→ What needs to be done:
All records below must be written out exactly, with the pictures excluded.

Data records for software interfaces
<<<<
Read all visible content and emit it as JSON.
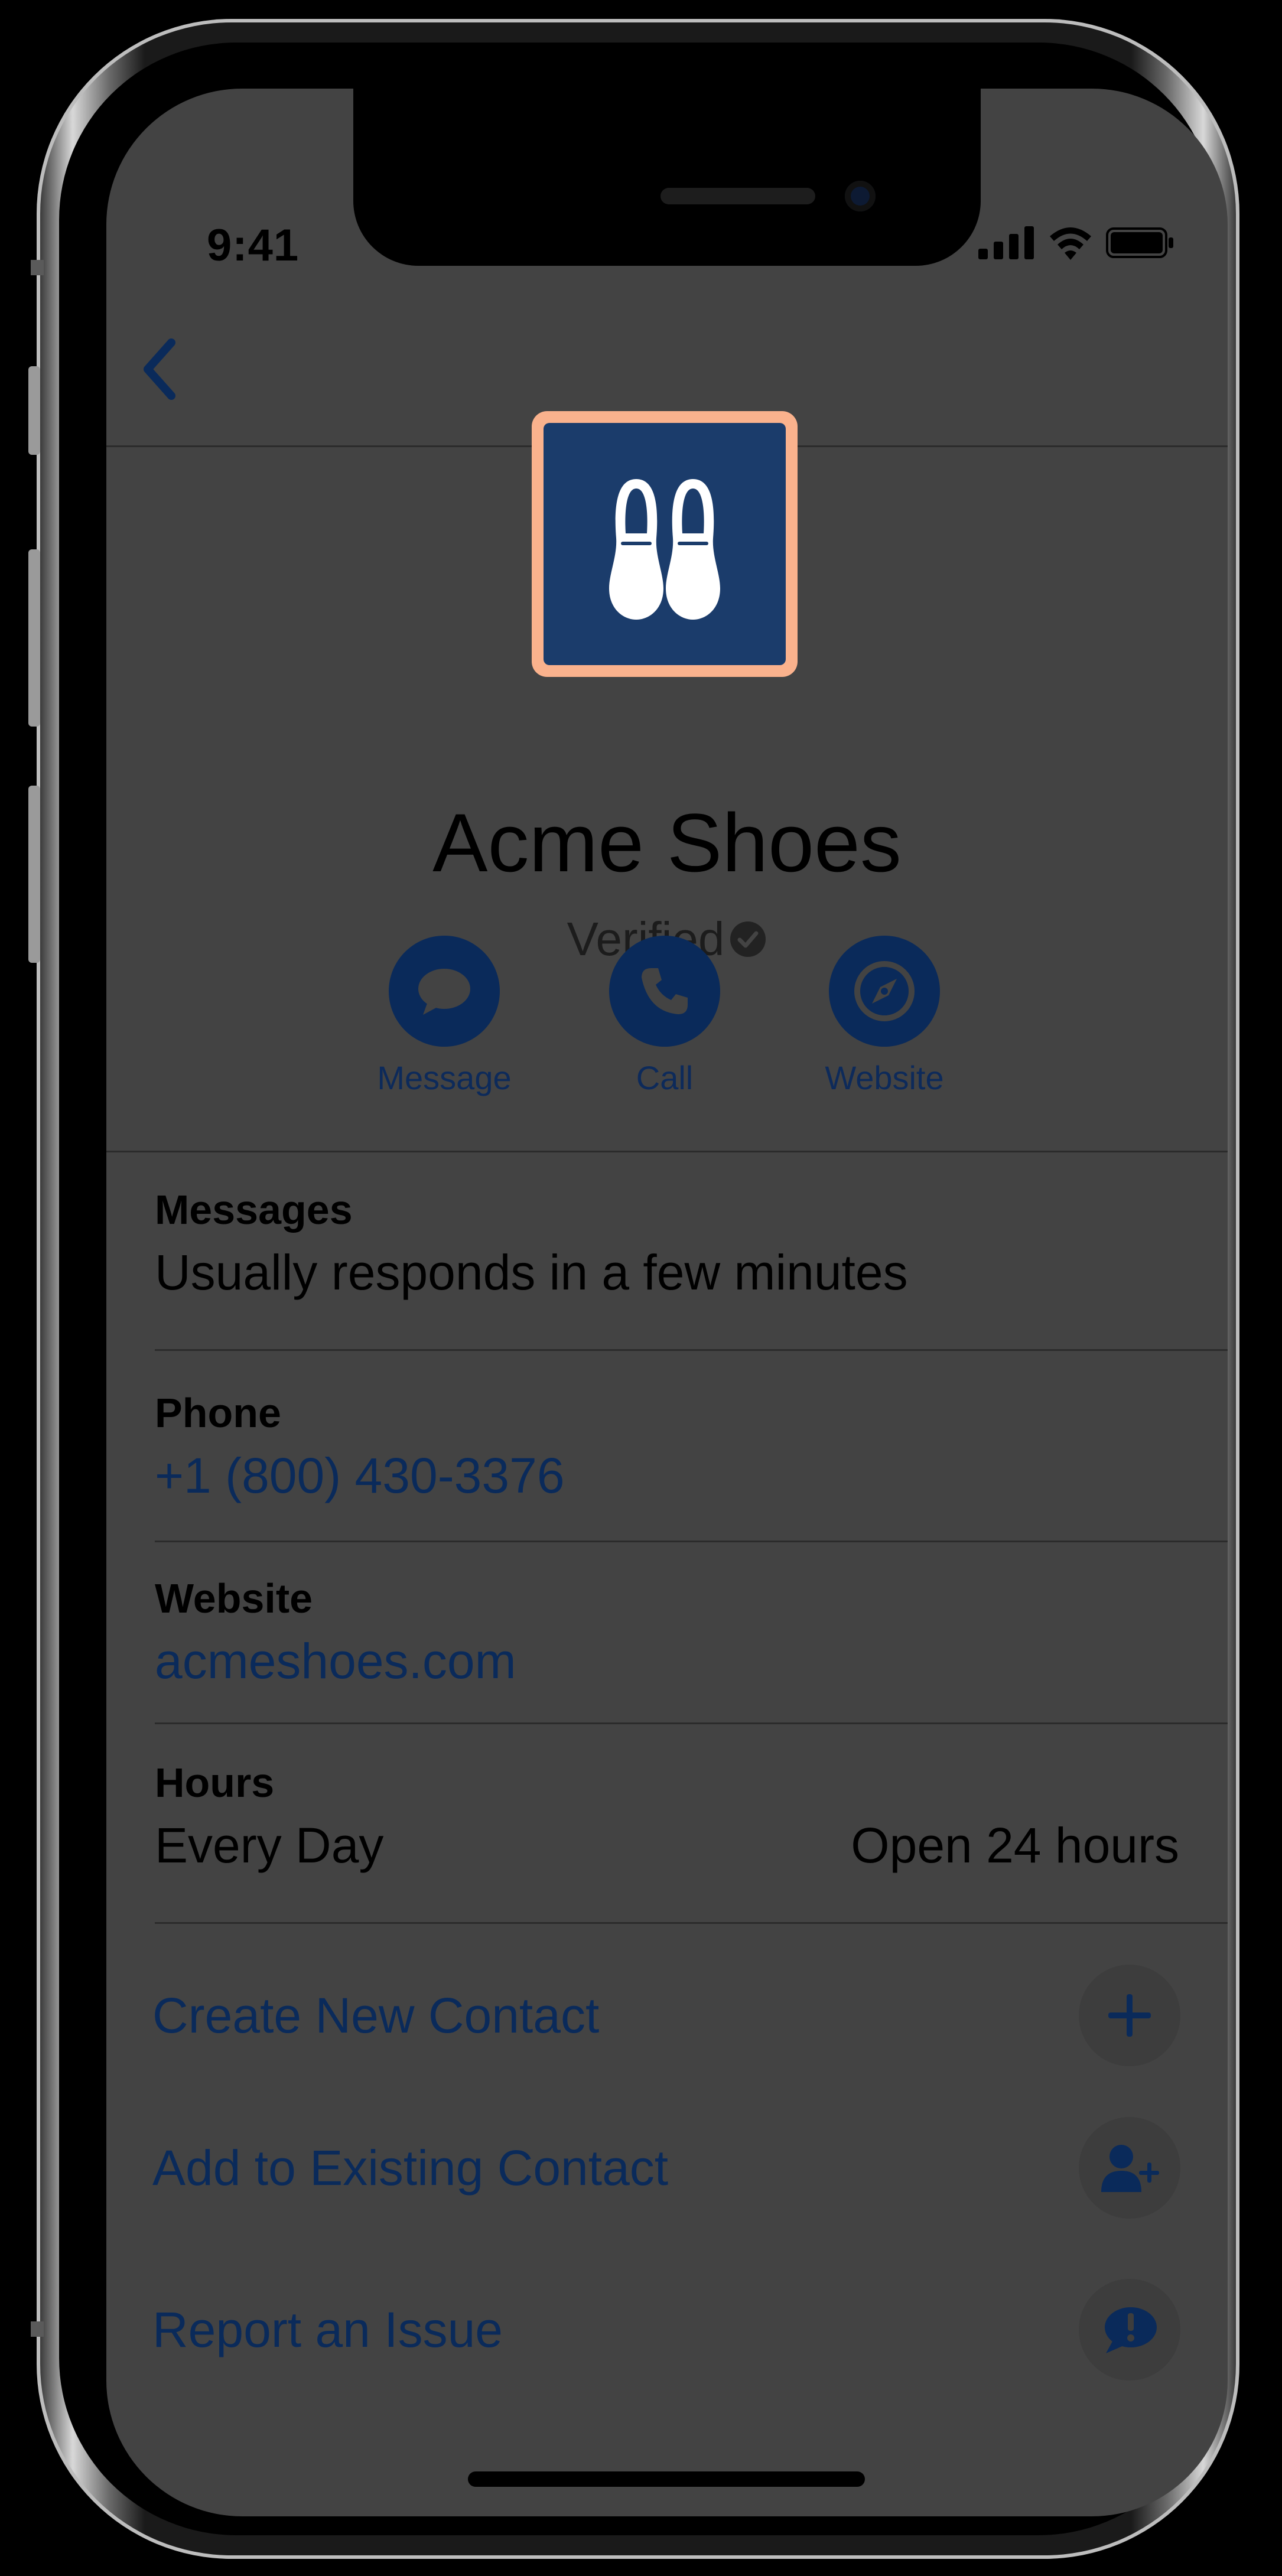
{
  "status_bar": {
    "time": "9:41"
  },
  "header": {
    "business_name": "Acme Shoes",
    "verified_label": "Verified",
    "logo_icon": "shoes-icon",
    "logo_border_color": "#fab28d",
    "logo_bg_color": "#1b3c6b"
  },
  "actions": [
    {
      "label": "Message",
      "icon": "message-bubble-icon"
    },
    {
      "label": "Call",
      "icon": "phone-icon"
    },
    {
      "label": "Website",
      "icon": "compass-icon"
    }
  ],
  "info": {
    "messages": {
      "label": "Messages",
      "value": "Usually responds in a few minutes"
    },
    "phone": {
      "label": "Phone",
      "value": "+1 (800) 430-3376"
    },
    "website": {
      "label": "Website",
      "value": "acmeshoes.com"
    },
    "hours": {
      "label": "Hours",
      "day": "Every Day",
      "time": "Open 24 hours"
    }
  },
  "list_actions": [
    {
      "label": "Create New Contact",
      "icon": "plus-icon"
    },
    {
      "label": "Add to Existing Contact",
      "icon": "add-person-icon"
    },
    {
      "label": "Report an Issue",
      "icon": "exclamation-bubble-icon"
    }
  ],
  "colors": {
    "accent": "#0a2a5a",
    "screen_bg": "#434343"
  }
}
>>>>
→ Response to this task:
Read all visible content and emit it as JSON.
{
  "status_bar": {
    "time": "9:41"
  },
  "header": {
    "business_name": "Acme Shoes",
    "verified_label": "Verified",
    "logo_icon": "shoes-icon",
    "logo_border_color": "#fab28d",
    "logo_bg_color": "#1b3c6b"
  },
  "actions": [
    {
      "label": "Message",
      "icon": "message-bubble-icon"
    },
    {
      "label": "Call",
      "icon": "phone-icon"
    },
    {
      "label": "Website",
      "icon": "compass-icon"
    }
  ],
  "info": {
    "messages": {
      "label": "Messages",
      "value": "Usually responds in a few minutes"
    },
    "phone": {
      "label": "Phone",
      "value": "+1 (800) 430-3376"
    },
    "website": {
      "label": "Website",
      "value": "acmeshoes.com"
    },
    "hours": {
      "label": "Hours",
      "day": "Every Day",
      "time": "Open 24 hours"
    }
  },
  "list_actions": [
    {
      "label": "Create New Contact",
      "icon": "plus-icon"
    },
    {
      "label": "Add to Existing Contact",
      "icon": "add-person-icon"
    },
    {
      "label": "Report an Issue",
      "icon": "exclamation-bubble-icon"
    }
  ],
  "colors": {
    "accent": "#0a2a5a",
    "screen_bg": "#434343"
  }
}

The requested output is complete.